It will involve the wearing of suits and ties, which - Cavalier points out - will come out of the production budget rather than the men’s own pockets. The first in a series of role-playing exercises reveals the basic scenario: Cavalier will play the President of the Republic and Lindon his newly appointed as Prime Minister. They discuss their plans for several radical new laws, proposing for example that any elected official who steals as much as one euro from any citizen will incur maximum penalties. They then decide to pass a bill stipulating that, if there’s such a thing as a minimum wage, then there should be a maximum one too.
The film follows the two politicians’ relationship, through the rise of Lindon (or ‘Lindon’, if we’re to see him as a fictional character), through the suggestion that he might one day be President himself, through to his eventual sacking. In between, the two politicians, and/or the men who play them, swap improvised banter with a group of other actors and act out scenes from an imaginary political life: Lindon visits a bakery and listens to a barfly dispensing misogynistic repartee, and Cavalier gazes at himself in the mirror after having (genuinely, it appears) undergone cosmetic surgery to reduce his sagging dewlaps.
A seemingly free-associative structure, with Lindon’s political ‘career’ as the coherent thread, yields some lively moments: in particular, Lindon, playing up his rough-diamond charm, fulminates tetchily off the top of his head.

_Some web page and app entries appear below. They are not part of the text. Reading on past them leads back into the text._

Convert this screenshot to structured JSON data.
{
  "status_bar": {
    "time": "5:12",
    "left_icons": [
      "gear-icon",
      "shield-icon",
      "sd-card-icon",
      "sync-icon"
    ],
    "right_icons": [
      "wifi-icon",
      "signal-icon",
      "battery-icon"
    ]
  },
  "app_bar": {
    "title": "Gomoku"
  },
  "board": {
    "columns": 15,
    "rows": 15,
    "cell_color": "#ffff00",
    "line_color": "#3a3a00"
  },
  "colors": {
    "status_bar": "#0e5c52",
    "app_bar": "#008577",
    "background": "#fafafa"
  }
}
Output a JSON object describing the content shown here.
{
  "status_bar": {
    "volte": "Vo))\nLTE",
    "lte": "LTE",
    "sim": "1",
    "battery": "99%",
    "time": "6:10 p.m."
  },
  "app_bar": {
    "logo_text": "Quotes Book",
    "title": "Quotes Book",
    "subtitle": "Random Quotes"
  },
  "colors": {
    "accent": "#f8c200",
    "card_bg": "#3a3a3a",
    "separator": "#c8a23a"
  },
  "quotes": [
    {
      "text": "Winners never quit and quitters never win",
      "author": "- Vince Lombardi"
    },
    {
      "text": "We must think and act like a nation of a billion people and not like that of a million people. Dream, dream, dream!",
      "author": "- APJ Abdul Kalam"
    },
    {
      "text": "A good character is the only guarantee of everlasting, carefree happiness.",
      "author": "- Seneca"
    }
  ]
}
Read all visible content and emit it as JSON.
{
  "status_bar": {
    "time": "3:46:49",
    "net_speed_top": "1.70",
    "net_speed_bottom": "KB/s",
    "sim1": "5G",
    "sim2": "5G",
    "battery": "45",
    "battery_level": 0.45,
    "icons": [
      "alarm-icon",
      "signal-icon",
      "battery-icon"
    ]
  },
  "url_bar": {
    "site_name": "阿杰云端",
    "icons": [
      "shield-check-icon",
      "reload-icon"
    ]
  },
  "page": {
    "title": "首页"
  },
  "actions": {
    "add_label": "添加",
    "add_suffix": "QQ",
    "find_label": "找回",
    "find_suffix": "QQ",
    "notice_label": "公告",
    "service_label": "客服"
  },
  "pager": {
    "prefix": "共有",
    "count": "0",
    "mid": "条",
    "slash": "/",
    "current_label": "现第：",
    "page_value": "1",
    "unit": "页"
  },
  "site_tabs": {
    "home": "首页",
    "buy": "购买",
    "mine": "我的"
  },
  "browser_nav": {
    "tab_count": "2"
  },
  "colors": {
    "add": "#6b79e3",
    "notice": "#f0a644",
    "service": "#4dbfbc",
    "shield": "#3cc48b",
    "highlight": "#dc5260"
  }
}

The odd moment of outright surrealism - such as the discovery of a car spiked with pickaxes - pushes the project into the realm of video art rather than auteur cinema in the familiar sense.
Beyond the political themes, other preoccupations are (as the title suggests) the quasi-oedipal tension between the elder-statesman ‘father’ and the chosen ‘son’ or successor; and the question of how clothes maketh the man, with the cast’s demeanour and comportment partly determined by the sober formal garb they wear throughout.
Both principal participants are lively, often witty presences: Cavalier is self-mockingly, impishly punctilious, while Lindon shows that his energy can command our attention even when he’s visibly flailing for something to say (at more than one moment, he and other actors simply start corpsing). But ultimately, the film is too hit and miss - and often too slow and vague - to yield many trenchant insights. And, partly because it’s never clear at the outset exactly what kind of project Lindon and Cavalier think they’re pursuing, we can never quite gauge whether it’s successful within its own terms of reference.
Finally, little is revealed either about power politics or about the mirror game of acting and filming. This self-referential terrain has been pretty thoroughly covered in recent years by the likes of Godard, Kiarostami, Catherine Breillat (Sex is Comedy) and von Trier (in his The Five Obstructions), to name a few. Cavalier and Lindon add little of note in this dressing-up game for adults.
Production company: Camera One, Arte France Fincema
International sales: Pathé International, www.patheinternational.com
Producer Michel Seydoux
Main cast: Vincent Lindon, Alain Cavalier, Bernard Bureau, Jonathan Duong